civil rights and women's rights activist, community leader, and the first black woman to found and become president of a chartered bank in America, was born in Richmond, Virginia, to Elizabeth “Lizzie” Draper, a former slave, and Eccles Cuthbert, a white writer. Unwed at the time of Maggie's birth, Lizzie Draper worked as an assistant cook in the home of Elizabeth Van Lew, an ardent abolitionist and Union spy. In 1869 Lizzie married William Mitchell, a former slave, who worked as Van Lew's butler and later as the headwaiter at the posh St. Charles Hotel. A son, Johnny, was born shortly after the family's move to downtown Richmond. In 1878 William was robbed and murdered, leaving Lizzie and her two young children without savings insurance benefits or financial support circumstances that informed Maggie s adult work on behalf of the economic status of black women Lizzie ...


Gertrude Woodruff Marlowe

Maggie Lena Walker was always clear about what she was trying to accomplish as the executive head of the Independent Order of St. Luke, the organization she ran for thirty-five years and built to a membership of 100,000 in twenty-two states and the District of Columbia. She wanted to create businesses that would provide employment for black Americans, particularly black women, through cooperative effort and mutual support. As a vehicle for community education, the Order had, she said in 1913, “devoted itself to the teaching of the power of organization and the lesson of confidence.” This spirit animated her career of public service, explains much about her personal style, and suggests why St. Luke’s business enterprises, with one exception, enjoyed quiet, steady success when so many similar ones failed.

There is no official record of Walker’s birth. Most sources suggest that she was born in Richmond, Virginia in ...


For Maggie Lena Walker, who rose from humble beginnings to become the first black woman bank president, the future of the race was dependent upon the education and advancement of black women. In her words, she was “not born with a silver spoon in mouth: but, instead, with a clothes basket almost upon my head.” Former slaves, Walker's mother, Elizabeth (Draper), was a cook's helper and her father, William Mitchell, was the family butler in the Van Lew mansion in Richmond, Virginia. After her father was found floating in the James River, apparently murdered, Maggie Walker assumed multiple responsibilities as delivery person and babysitter while she kept up with her studies, church attendance, and public service.

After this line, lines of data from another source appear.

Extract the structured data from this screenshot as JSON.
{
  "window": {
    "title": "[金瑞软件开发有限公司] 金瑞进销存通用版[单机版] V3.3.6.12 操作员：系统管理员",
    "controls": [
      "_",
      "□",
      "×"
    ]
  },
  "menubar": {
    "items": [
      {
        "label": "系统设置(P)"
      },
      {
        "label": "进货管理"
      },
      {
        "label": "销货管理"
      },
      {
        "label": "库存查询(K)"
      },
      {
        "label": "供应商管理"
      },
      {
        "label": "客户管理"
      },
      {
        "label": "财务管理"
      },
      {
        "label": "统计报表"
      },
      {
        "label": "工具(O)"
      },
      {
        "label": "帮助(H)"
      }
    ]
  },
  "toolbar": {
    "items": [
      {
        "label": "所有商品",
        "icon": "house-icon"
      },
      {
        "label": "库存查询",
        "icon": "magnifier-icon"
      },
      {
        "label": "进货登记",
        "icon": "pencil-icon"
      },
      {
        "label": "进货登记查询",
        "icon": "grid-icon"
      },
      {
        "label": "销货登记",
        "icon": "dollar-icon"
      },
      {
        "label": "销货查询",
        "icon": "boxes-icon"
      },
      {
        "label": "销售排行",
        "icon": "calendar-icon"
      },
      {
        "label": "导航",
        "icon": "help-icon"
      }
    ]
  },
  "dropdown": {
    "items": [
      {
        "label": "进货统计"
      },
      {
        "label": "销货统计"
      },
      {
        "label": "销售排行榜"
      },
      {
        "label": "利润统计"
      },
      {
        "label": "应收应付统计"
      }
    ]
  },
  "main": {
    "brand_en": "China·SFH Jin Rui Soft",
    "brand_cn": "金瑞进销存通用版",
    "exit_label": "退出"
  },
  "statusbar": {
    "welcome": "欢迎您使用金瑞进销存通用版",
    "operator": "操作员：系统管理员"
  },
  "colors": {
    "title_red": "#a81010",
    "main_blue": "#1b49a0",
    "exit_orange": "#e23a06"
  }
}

Educated in segregated public schools in Richmond, Walker finished at the head of her class in 1883 After graduation she taught for three years at the Lancaster school while she ...